# Order of Product of Disjoint Permutations

## Theorem

Let $S_n$ denote the symmetric group on $n$ letters.

Let $\pi$ be a product of disjoint permutations of orders $k_1, k_2, \ldots, k_r$.

Then:

- $\order \pi = \lcm \set {k_1, k_2, \ldots, k_r}$

where:

- $\order \pi$ denotes the order of $\pi$ in $S_n$
- $\lcm$ denotes lowest common multiple.

## Proof

Suppose $\pi$ is a cycle.

Then from Order of Cycle is Length of Cycle, $\order \pi$ is its length.

As the LCM of $n \in \Z$ is $n$ itself, the result follows.

Let $\pi = \rho_1 \rho_2 \cdots \rho_r$ where:

- each $\rho_s$ is of order $k_s$
- $\rho_1$ to $\rho_r$ are mutually disjoint permutations.

Let $t = \lcm \set {k_1, k_2, \ldots, k_r}$.

From Disjoint Permutations Commute:

- $\pi^t = \rho_1^t \rho_2^t \cdots \rho_r^t$

We have that:

- $\forall s: 1 \le s \le r: \exists m \in \Z: t = m s$

Hence:

- $\forall s: \rho_s^t = e$

Thus $\pi^t = e$ and certainly $\order \pi \divides t$.
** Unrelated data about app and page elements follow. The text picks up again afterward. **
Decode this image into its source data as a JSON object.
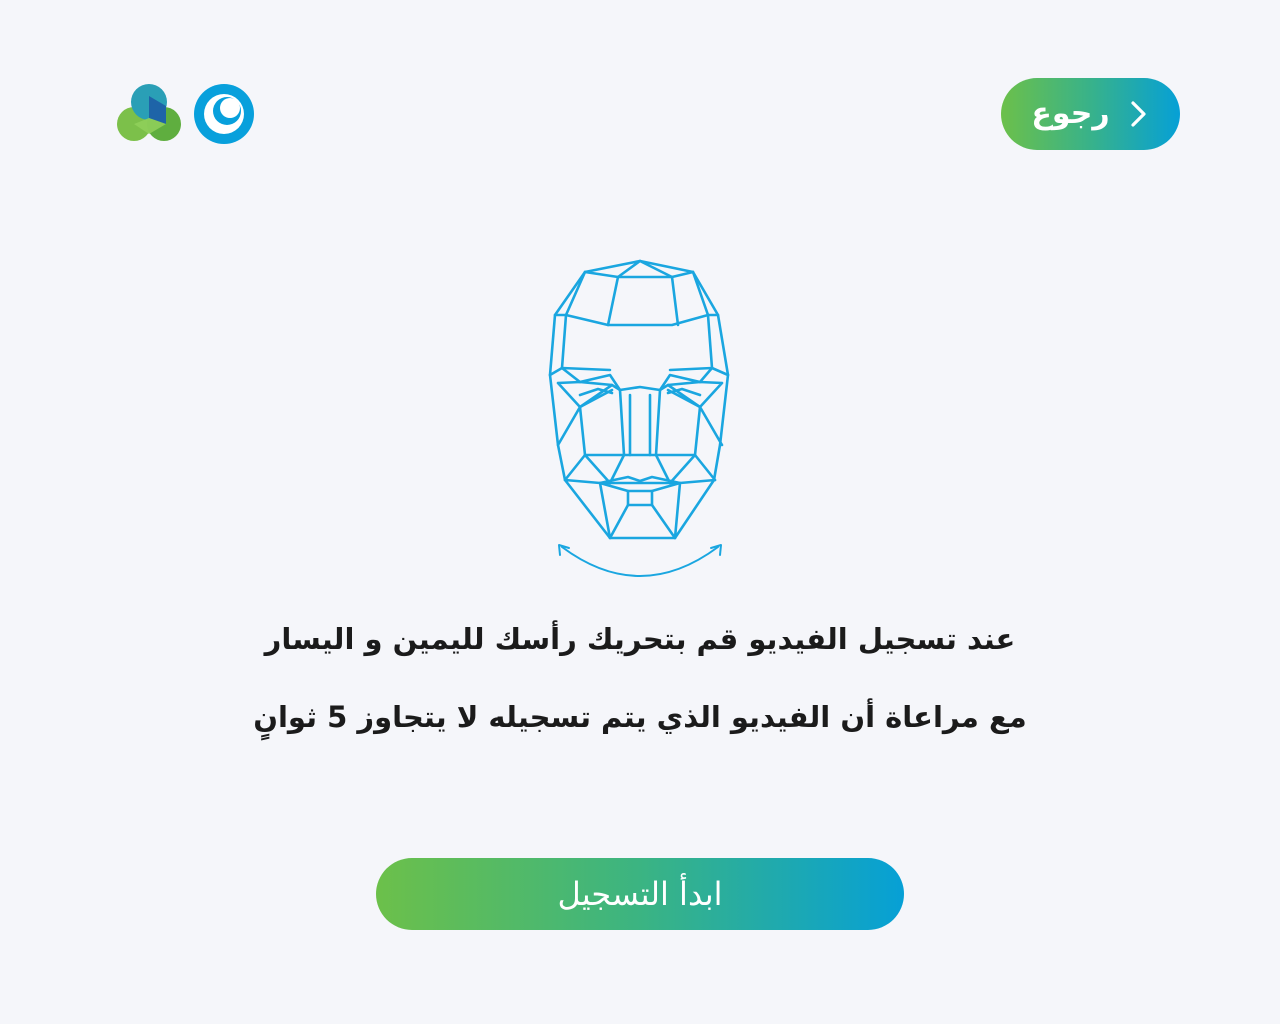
{
  "header": {
    "back_label": "رجوع",
    "back_icon": "chevron-right-icon",
    "logos": [
      "brand-logo-cluster",
      "brand-logo-ring"
    ]
  },
  "illustration": {
    "icon": "face-mesh-icon",
    "rotation_hint_icon": "head-rotate-arrows-icon"
  },
  "instructions": {
    "line1": "عند تسجيل الفيديو قم بتحريك رأسك لليمين و اليسار",
    "line2": "مع مراعاة أن الفيديو الذي يتم تسجيله لا يتجاوز 5 ثوانٍ"
  },
  "actions": {
    "start_label": "ابدأ التسجيل"
  },
  "colors": {
    "background": "#f5f6fa",
    "gradient_start": "#6cc04a",
    "gradient_end": "#06a0d6",
    "face_stroke": "#1aa6e0",
    "text": "#1b1b1b"
  }
}
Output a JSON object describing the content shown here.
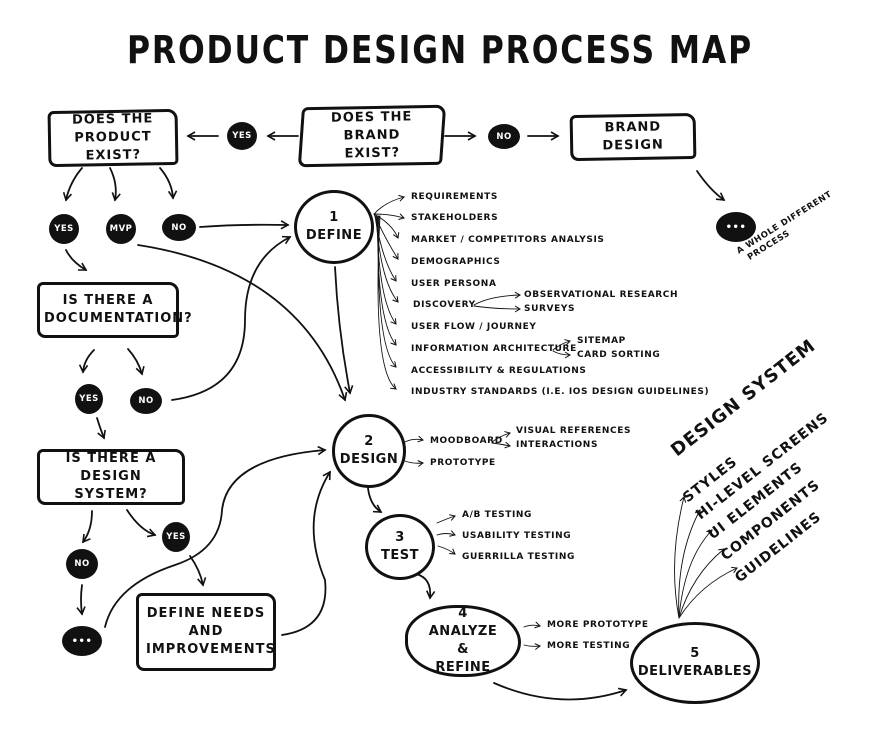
{
  "title": "PRODUCT DESIGN PROCESS MAP",
  "decisions": {
    "brand_exist": "DOES THE BRAND EXIST?",
    "product_exist": "DOES THE PRODUCT EXIST?",
    "documentation": "IS THERE A DOCUMENTATION?",
    "design_system": "IS THERE A DESIGN SYSTEM?"
  },
  "boxes": {
    "brand_design": "BRAND DESIGN",
    "define_needs": "DEFINE NEEDS AND IMPROVEMENTS"
  },
  "badges": {
    "brand_yes": "YES",
    "brand_no": "NO",
    "product_yes": "YES",
    "product_mvp": "MVP",
    "product_no": "NO",
    "doc_yes": "YES",
    "doc_no": "NO",
    "ds_no": "NO",
    "ds_yes": "YES",
    "ellipsis_brand": "•••",
    "ellipsis_ds": "•••"
  },
  "annotations": {
    "whole_different_line1": "A WHOLE DIFFERENT",
    "whole_different_line2": "PROCESS"
  },
  "stages": [
    {
      "number": "1",
      "label": "DEFINE"
    },
    {
      "number": "2",
      "label": "DESIGN"
    },
    {
      "number": "3",
      "label": "TEST"
    },
    {
      "number": "4",
      "label": "ANALYZE & REFINE"
    },
    {
      "number": "5",
      "label": "DELIVERABLES"
    }
  ],
  "define_items": [
    "REQUIREMENTS",
    "STAKEHOLDERS",
    "MARKET / COMPETITORS ANALYSIS",
    "DEMOGRAPHICS",
    "USER PERSONA",
    "DISCOVERY",
    "USER FLOW / JOURNEY",
    "INFORMATION ARCHITECTURE",
    "ACCESSIBILITY & REGULATIONS",
    "INDUSTRY STANDARDS (I.E. IOS DESIGN GUIDELINES)"
  ],
  "discovery_sub": [
    "OBSERVATIONAL RESEARCH",
    "SURVEYS"
  ],
  "ia_sub": [
    "SITEMAP",
    "CARD SORTING"
  ],
  "design_items": [
    "MOODBOARD",
    "PROTOTYPE"
  ],
  "moodboard_sub": [
    "VISUAL REFERENCES",
    "INTERACTIONS"
  ],
  "test_items": [
    "A/B TESTING",
    "USABILITY TESTING",
    "GUERRILLA TESTING"
  ],
  "analyze_items": [
    "MORE PROTOTYPE",
    "MORE TESTING"
  ],
  "design_system": {
    "heading": "DESIGN SYSTEM",
    "items": [
      "STYLES",
      "HI-LEVEL SCREENS",
      "UI ELEMENTS",
      "COMPONENTS",
      "GUIDELINES"
    ]
  }
}
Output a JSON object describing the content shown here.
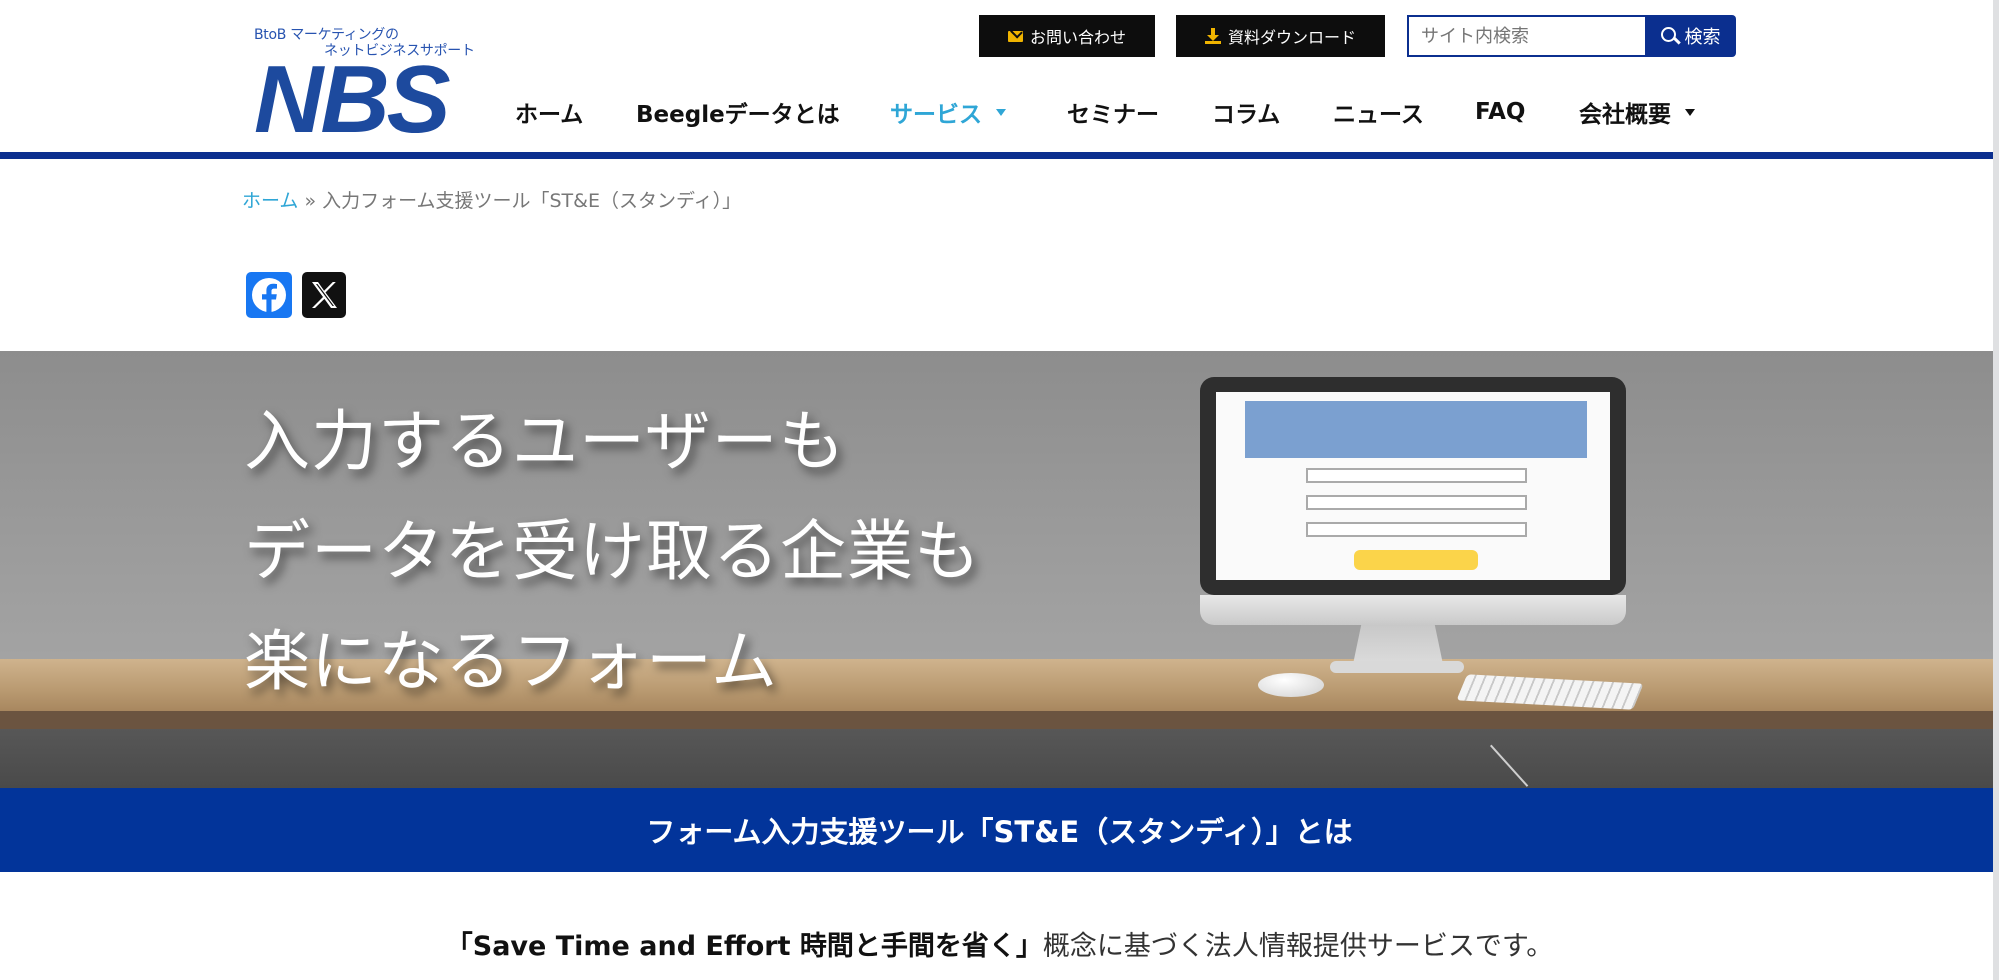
{
  "header": {
    "logo": {
      "tagline_line1": "BtoB マーケティングの",
      "tagline_line2": "ネットビジネスサポート",
      "mark": "NBS"
    },
    "top_buttons": {
      "contact_label": "お問い合わせ",
      "download_label": "資料ダウンロード"
    },
    "search": {
      "placeholder": "サイト内検索",
      "button_label": "検索"
    },
    "nav": [
      {
        "label": "ホーム",
        "dropdown": false,
        "active": false
      },
      {
        "label": "Beegleデータとは",
        "dropdown": false,
        "active": false
      },
      {
        "label": "サービス",
        "dropdown": true,
        "active": true
      },
      {
        "label": "セミナー",
        "dropdown": false,
        "active": false
      },
      {
        "label": "コラム",
        "dropdown": false,
        "active": false
      },
      {
        "label": "ニュース",
        "dropdown": false,
        "active": false
      },
      {
        "label": "FAQ",
        "dropdown": false,
        "active": false
      },
      {
        "label": "会社概要",
        "dropdown": true,
        "active": false
      }
    ]
  },
  "breadcrumb": {
    "home": "ホーム",
    "separator": "»",
    "current": "入力フォーム支援ツール「ST&E（スタンディ）」"
  },
  "share": {
    "icons": [
      "facebook-icon",
      "x-icon"
    ]
  },
  "hero": {
    "lines": [
      "入力するユーザーも",
      "データを受け取る企業も",
      "楽になるフォーム"
    ]
  },
  "section": {
    "title": "フォーム入力支援ツール「ST&E（スタンディ）」とは"
  },
  "intro": {
    "emphasis": "「Save Time and Effort 時間と手間を省く」",
    "rest": "概念に基づく法人情報提供サービスです。"
  },
  "colors": {
    "brand_blue": "#02349a",
    "accent_cyan": "#2fa6d6",
    "icon_yellow": "#f0b400"
  }
}
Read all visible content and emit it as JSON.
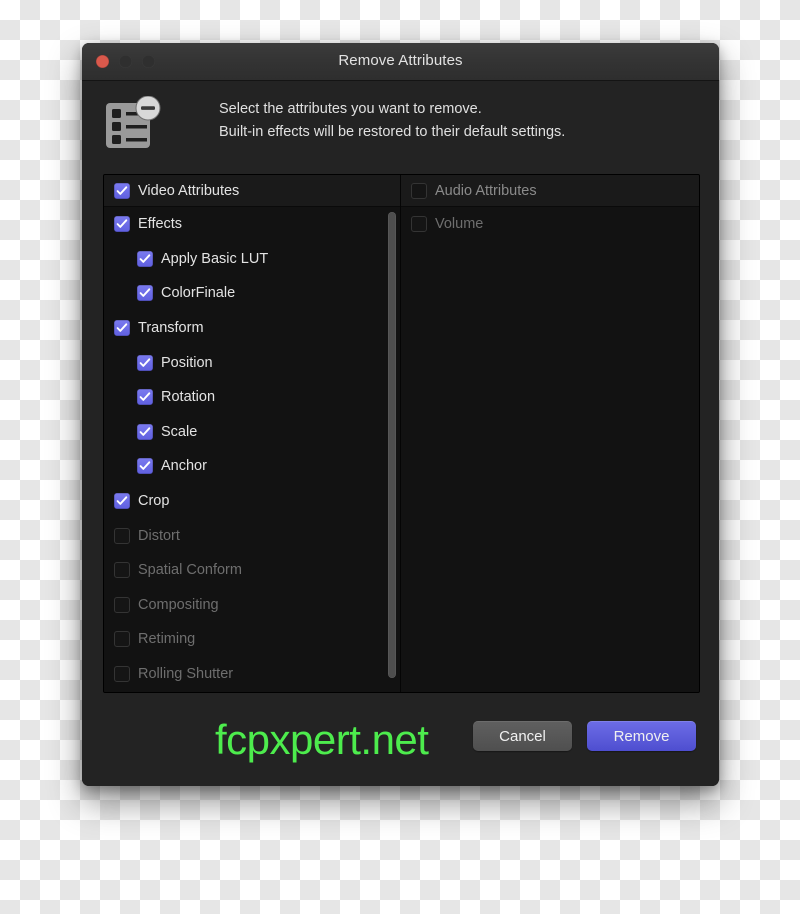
{
  "window": {
    "title": "Remove Attributes",
    "traffic_lights": {
      "close": "close-button",
      "minimize": "minimize-button",
      "zoom": "zoom-button"
    }
  },
  "header": {
    "icon": "remove-attributes-icon",
    "message_line1": "Select the attributes you want to remove.",
    "message_line2": "Built-in effects will be restored to their default settings."
  },
  "columns": {
    "video": {
      "header": {
        "label": "Video Attributes",
        "checked": true,
        "enabled": true
      },
      "items": [
        {
          "label": "Effects",
          "checked": true,
          "indent": 0,
          "enabled": true
        },
        {
          "label": "Apply Basic LUT",
          "checked": true,
          "indent": 1,
          "enabled": true
        },
        {
          "label": "ColorFinale",
          "checked": true,
          "indent": 1,
          "enabled": true
        },
        {
          "label": "Transform",
          "checked": true,
          "indent": 0,
          "enabled": true
        },
        {
          "label": "Position",
          "checked": true,
          "indent": 1,
          "enabled": true
        },
        {
          "label": "Rotation",
          "checked": true,
          "indent": 1,
          "enabled": true
        },
        {
          "label": "Scale",
          "checked": true,
          "indent": 1,
          "enabled": true
        },
        {
          "label": "Anchor",
          "checked": true,
          "indent": 1,
          "enabled": true
        },
        {
          "label": "Crop",
          "checked": true,
          "indent": 0,
          "enabled": true
        },
        {
          "label": "Distort",
          "checked": false,
          "indent": 0,
          "enabled": false
        },
        {
          "label": "Spatial Conform",
          "checked": false,
          "indent": 0,
          "enabled": false
        },
        {
          "label": "Compositing",
          "checked": false,
          "indent": 0,
          "enabled": false
        },
        {
          "label": "Retiming",
          "checked": false,
          "indent": 0,
          "enabled": false
        },
        {
          "label": "Rolling Shutter",
          "checked": false,
          "indent": 0,
          "enabled": false
        }
      ]
    },
    "audio": {
      "header": {
        "label": "Audio Attributes",
        "checked": false,
        "enabled": false
      },
      "items": [
        {
          "label": "Volume",
          "checked": false,
          "indent": 0,
          "enabled": false
        }
      ]
    }
  },
  "footer": {
    "watermark": "fcpxpert.net",
    "cancel_label": "Cancel",
    "remove_label": "Remove"
  },
  "colors": {
    "accent": "#5f5fe0",
    "watermark": "#4dec4d",
    "close_button": "#d9594c",
    "window_background": "#232323",
    "list_background": "#121212"
  }
}
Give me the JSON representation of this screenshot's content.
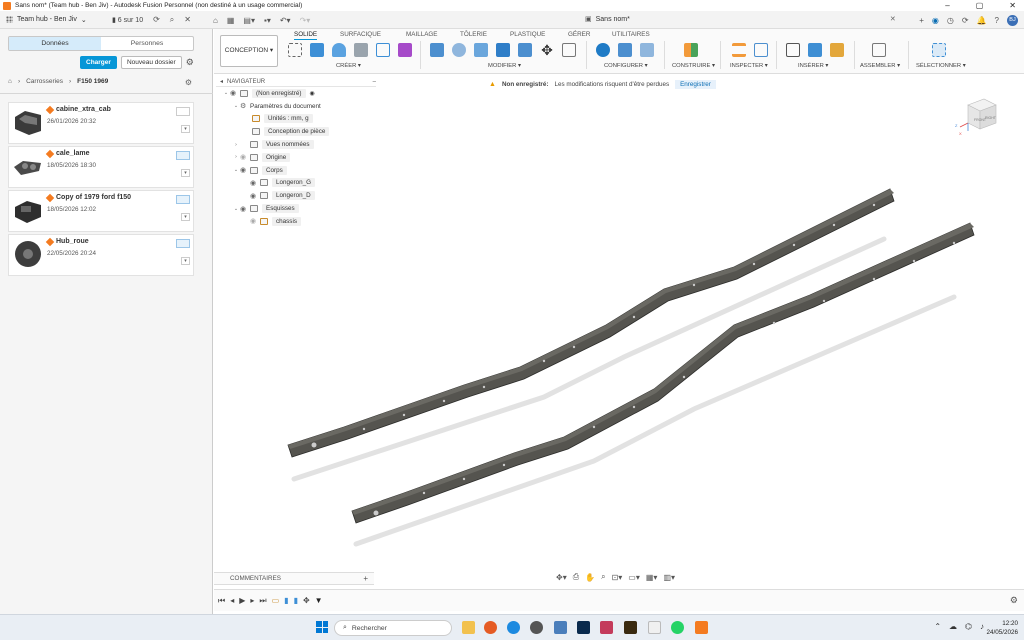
{
  "window": {
    "title": "Sans nom* (Team hub - Ben Jiv) - Autodesk Fusion Personnel (non destiné à un usage commercial)"
  },
  "topbar": {
    "hub_name": "Team hub - Ben Jiv",
    "pager": "6 sur 10",
    "doc_tab": "Sans nom*"
  },
  "avatar_initials": "BJ",
  "left_panel": {
    "tabs": [
      "Données",
      "Personnes"
    ],
    "active_tab": "Données",
    "upload_label": "Charger",
    "new_folder_label": "Nouveau dossier",
    "breadcrumb": [
      "Carrosseries",
      "F150 1969"
    ],
    "files": [
      {
        "name": "cabine_xtra_cab",
        "date": "26/01/2026 20:32",
        "ctrl": "grey"
      },
      {
        "name": "cale_lame",
        "date": "18/05/2026 18:30",
        "ctrl": "blue"
      },
      {
        "name": "Copy of 1979 ford f150",
        "date": "18/05/2026 12:02",
        "ctrl": "blue"
      },
      {
        "name": "Hub_roue",
        "date": "22/05/2026 20:24",
        "ctrl": "blue"
      }
    ]
  },
  "ribbon": {
    "workspace": "CONCEPTION",
    "tabs": [
      "SOLIDE",
      "SURFACIQUE",
      "MAILLAGE",
      "TÔLERIE",
      "PLASTIQUE",
      "GÉRER",
      "UTILITAIRES"
    ],
    "active_tab": "SOLIDE",
    "groups": [
      "CRÉER",
      "MODIFIER",
      "CONFIGURER",
      "CONSTRUIRE",
      "INSPECTER",
      "INSÉRER",
      "ASSEMBLER",
      "SÉLECTIONNER"
    ]
  },
  "navigator": {
    "title": "NAVIGATEUR",
    "document": "(Non enregistré)",
    "doc_settings": "Paramètres du document",
    "units": "Unités : mm, g",
    "design_mode": "Conception de pièce",
    "named_views": "Vues nommées",
    "origin": "Origine",
    "bodies": "Corps",
    "body_items": [
      "Longeron_G",
      "Longeron_D"
    ],
    "sketches": "Esquisses",
    "sketch_items": [
      "chassis"
    ]
  },
  "warning": {
    "label": "Non enregistré:",
    "message": "Les modifications risquent d'être perdues",
    "action": "Enregistrer"
  },
  "viewcube": {
    "front": "FRONT",
    "right": "RIGHT",
    "axis_x": "X",
    "axis_y": "Y",
    "axis_z": "Z"
  },
  "comments": {
    "label": "COMMENTAIRES"
  },
  "taskbar": {
    "search_placeholder": "Rechercher",
    "time": "12:20",
    "date": "24/05/2026"
  },
  "colors": {
    "accent": "#0696d7",
    "fusion_orange": "#f47b20",
    "rail": "#55544f"
  }
}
Let $\pi^u = e$ for some $u \in \Z_{>0}$.

We have that $\rho_1, \rho_2, \cdots, \rho_r$ are mutually disjoint permutations.

Thus $\rho_1^u, \rho_2^u, \cdots, \rho_r^u$ are also mutually disjoint permutations.

Then we have that each $\rho_s^u = e$.

Hence $k_s \divides u$.

Thus, if $\pi^u = e$, then:

- $t \divides u$

Thus, by choosing $u = \order \pi$:

- $\order \pi = t = \lcm \set {k_1, k_2, \ldots, k_r}$

$\blacksquare$

## Examples

### Permutations in $S_9$

Consider the permutation given in cycle notation as

- $\rho = \begin{pmatrix} 1 & 2 & 3 & 4 \end{pmatrix} \begin{pmatrix} 5 & 6 & 7 \end{pmatrix} \begin{pmatrix} 8 & 9 \end{pmatrix}$

Its order is given by:

- $\order \rho = 12$

### Non-Disjoint Permutations in $S_9$

Consider the permutation given in cycle notation as

- $\rho = \begin{pmatrix} 1 & 2 & 3 & 4 \end{pmatrix} \begin{pmatrix} 2 & 6 & 7 \end{pmatrix} \begin{pmatrix} 3 & 9 \end{pmatrix}$

Its order is given by:

- $\order \rho = 7$

and not $\lcm \set {4, 3, 2} = 12$.

## Sources

- 1971: Allan Clark:
*Elements of Abstract Algebra*... (previous) ... (next): Chapter $2$: The Symmetric Groups: $\S 80$:**Corollary** - 1996: John F. Humphreys:
*A Course in Group Theory*... (previous) ... (next): Chapter $9$: Permutations: Proposition $9.8$